LISTED ENTRIES |

**********

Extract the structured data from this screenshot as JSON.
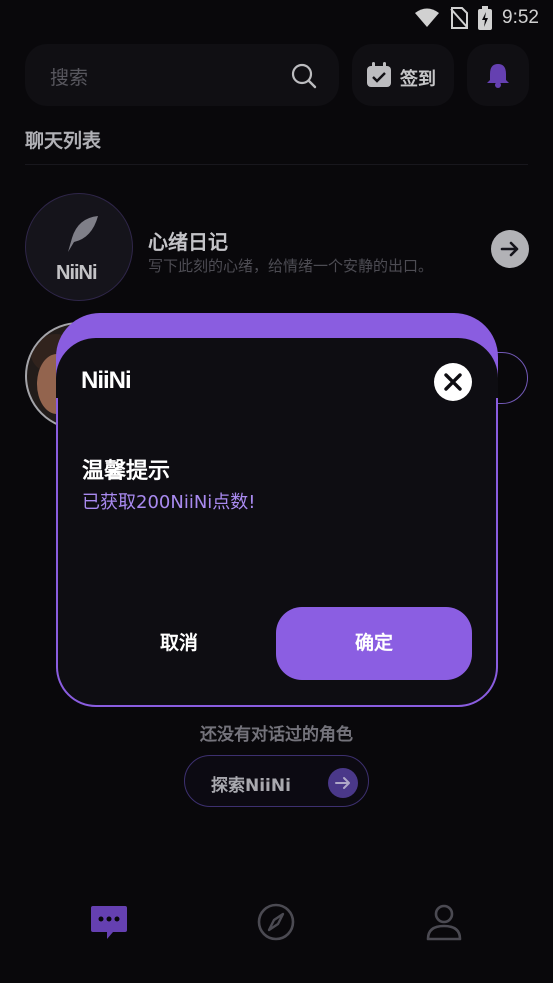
{
  "status_bar": {
    "time": "9:52",
    "icons": [
      "wifi-icon",
      "no-sim-icon",
      "battery-charging-icon"
    ]
  },
  "header": {
    "search_placeholder": "搜索",
    "checkin_label": "签到"
  },
  "section_title": "聊天列表",
  "chats": [
    {
      "name": "心绪日记",
      "desc": "写下此刻的心绪，给情绪一个安静的出口。",
      "avatar_text": "NiiNi"
    }
  ],
  "empty_state": {
    "text": "还没有对话过的角色",
    "explore_label": "探索NiiNi"
  },
  "modal": {
    "logo": "NiiNi",
    "title": "温馨提示",
    "message": "已获取200NiiNi点数!",
    "cancel_label": "取消",
    "confirm_label": "确定"
  },
  "colors": {
    "accent": "#8b5ee2",
    "background": "#0b0a0e",
    "message_text": "#a98af0"
  },
  "bottom_nav": [
    "chat-icon",
    "compass-icon",
    "profile-icon"
  ]
}
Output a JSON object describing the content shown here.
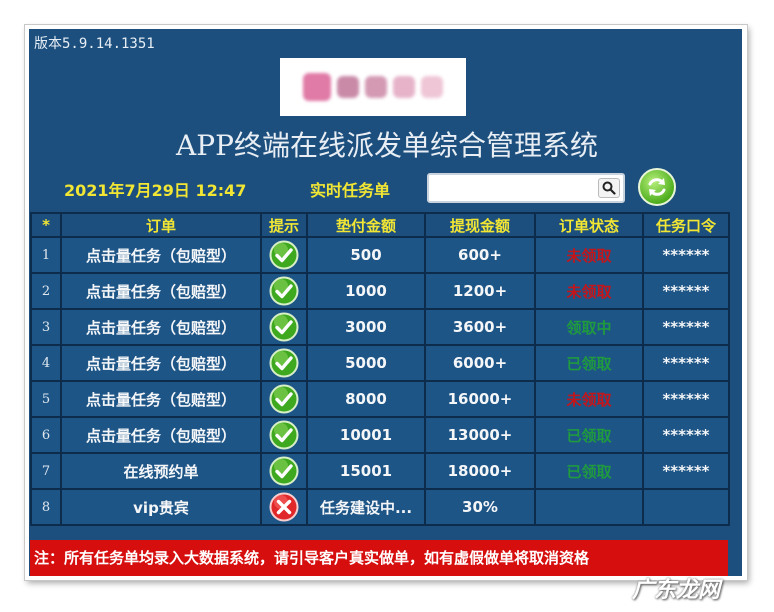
{
  "version": "版本5.9.14.1351",
  "title": "APP终端在线派发单综合管理系统",
  "datetime": "2021年7月29日 12:47",
  "task_label": "实时任务单",
  "search": {
    "placeholder": "",
    "value": ""
  },
  "colors": {
    "panel": "#1c4f7d",
    "header_text": "#f2e634",
    "status_red": "#c4151a",
    "status_green": "#1f9a3e",
    "note_bg": "#d60e0e"
  },
  "table": {
    "headers": [
      "*",
      "订单",
      "提示",
      "垫付金额",
      "提现金额",
      "订单状态",
      "任务口令"
    ],
    "rows": [
      {
        "no": "1",
        "order": "点击量任务（包赔型）",
        "icon": "check-icon",
        "deposit": "500",
        "withdraw": "600+",
        "status": "未领取",
        "status_color": "#c4151a",
        "code": "******"
      },
      {
        "no": "2",
        "order": "点击量任务（包赔型）",
        "icon": "check-icon",
        "deposit": "1000",
        "withdraw": "1200+",
        "status": "未领取",
        "status_color": "#c4151a",
        "code": "******"
      },
      {
        "no": "3",
        "order": "点击量任务（包赔型）",
        "icon": "check-icon",
        "deposit": "3000",
        "withdraw": "3600+",
        "status": "领取中",
        "status_color": "#1f9a3e",
        "code": "******"
      },
      {
        "no": "4",
        "order": "点击量任务（包赔型）",
        "icon": "check-icon",
        "deposit": "5000",
        "withdraw": "6000+",
        "status": "已领取",
        "status_color": "#1f9a3e",
        "code": "******"
      },
      {
        "no": "5",
        "order": "点击量任务（包赔型）",
        "icon": "check-icon",
        "deposit": "8000",
        "withdraw": "16000+",
        "status": "未领取",
        "status_color": "#c4151a",
        "code": "******"
      },
      {
        "no": "6",
        "order": "点击量任务（包赔型）",
        "icon": "check-icon",
        "deposit": "10001",
        "withdraw": "13000+",
        "status": "已领取",
        "status_color": "#1f9a3e",
        "code": "******"
      },
      {
        "no": "7",
        "order": "在线预约单",
        "icon": "check-icon",
        "deposit": "15001",
        "withdraw": "18000+",
        "status": "已领取",
        "status_color": "#1f9a3e",
        "code": "******"
      },
      {
        "no": "8",
        "order": "vip贵宾",
        "icon": "cross-icon",
        "deposit": "任务建设中...",
        "withdraw": "30%",
        "status": "",
        "status_color": "#1f9a3e",
        "code": ""
      }
    ]
  },
  "note": "注：所有任务单均录入大数据系统，请引导客户真实做单，如有虚假做单将取消资格",
  "watermark": "广东龙网"
}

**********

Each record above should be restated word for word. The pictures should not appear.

Extract the structured data from this screenshot as JSON.
{
  "status_bar": {
    "time": "9:52",
    "icons": [
      "wifi-icon",
      "no-sim-icon",
      "battery-charging-icon"
    ]
  },
  "header": {
    "search_placeholder": "搜索",
    "checkin_label": "签到"
  },
  "section_title": "聊天列表",
  "chats": [
    {
      "name": "心绪日记",
      "desc": "写下此刻的心绪，给情绪一个安静的出口。",
      "avatar_text": "NiiNi"
    }
  ],
  "empty_state": {
    "text": "还没有对话过的角色",
    "explore_label": "探索NiiNi"
  },
  "modal": {
    "logo": "NiiNi",
    "title": "温馨提示",
    "message": "已获取200NiiNi点数!",
    "cancel_label": "取消",
    "confirm_label": "确定"
  },
  "colors": {
    "accent": "#8b5ee2",
    "background": "#0b0a0e",
    "message_text": "#a98af0"
  },
  "bottom_nav": [
    "chat-icon",
    "compass-icon",
    "profile-icon"
  ]
}
Output a JSON object describing the content shown here.
{
  "version": "版本5.9.14.1351",
  "title": "APP终端在线派发单综合管理系统",
  "datetime": "2021年7月29日 12:47",
  "task_label": "实时任务单",
  "search": {
    "placeholder": "",
    "value": ""
  },
  "colors": {
    "panel": "#1c4f7d",
    "header_text": "#f2e634",
    "status_red": "#c4151a",
    "status_green": "#1f9a3e",
    "note_bg": "#d60e0e"
  },
  "table": {
    "headers": [
      "*",
      "订单",
      "提示",
      "垫付金额",
      "提现金额",
      "订单状态",
      "任务口令"
    ],
    "rows": [
      {
        "no": "1",
        "order": "点击量任务（包赔型）",
        "icon": "check-icon",
        "deposit": "500",
        "withdraw": "600+",
        "status": "未领取",
        "status_color": "#c4151a",
        "code": "******"
      },
      {
        "no": "2",
        "order": "点击量任务（包赔型）",
        "icon": "check-icon",
        "deposit": "1000",
        "withdraw": "1200+",
        "status": "未领取",
        "status_color": "#c4151a",
        "code": "******"
      },
      {
        "no": "3",
        "order": "点击量任务（包赔型）",
        "icon": "check-icon",
        "deposit": "3000",
        "withdraw": "3600+",
        "status": "领取中",
        "status_color": "#1f9a3e",
        "code": "******"
      },
      {
        "no": "4",
        "order": "点击量任务（包赔型）",
        "icon": "check-icon",
        "deposit": "5000",
        "withdraw": "6000+",
        "status": "已领取",
        "status_color": "#1f9a3e",
        "code": "******"
      },
      {
        "no": "5",
        "order": "点击量任务（包赔型）",
        "icon": "check-icon",
        "deposit": "8000",
        "withdraw": "16000+",
        "status": "未领取",
        "status_color": "#c4151a",
        "code": "******"
      },
      {
        "no": "6",
        "order": "点击量任务（包赔型）",
        "icon": "check-icon",
        "deposit": "10001",
        "withdraw": "13000+",
        "status": "已领取",
        "status_color": "#1f9a3e",
        "code": "******"
      },
      {
        "no": "7",
        "order": "在线预约单",
        "icon": "check-icon",
        "deposit": "15001",
        "withdraw": "18000+",
        "status": "已领取",
        "status_color": "#1f9a3e",
        "code": "******"
      },
      {
        "no": "8",
        "order": "vip贵宾",
        "icon": "cross-icon",
        "deposit": "任务建设中...",
        "withdraw": "30%",
        "status": "",
        "status_color": "#1f9a3e",
        "code": ""
      }
    ]
  },
  "note": "注：所有任务单均录入大数据系统，请引导客户真实做单，如有虚假做单将取消资格",
  "watermark": "广东龙网"
}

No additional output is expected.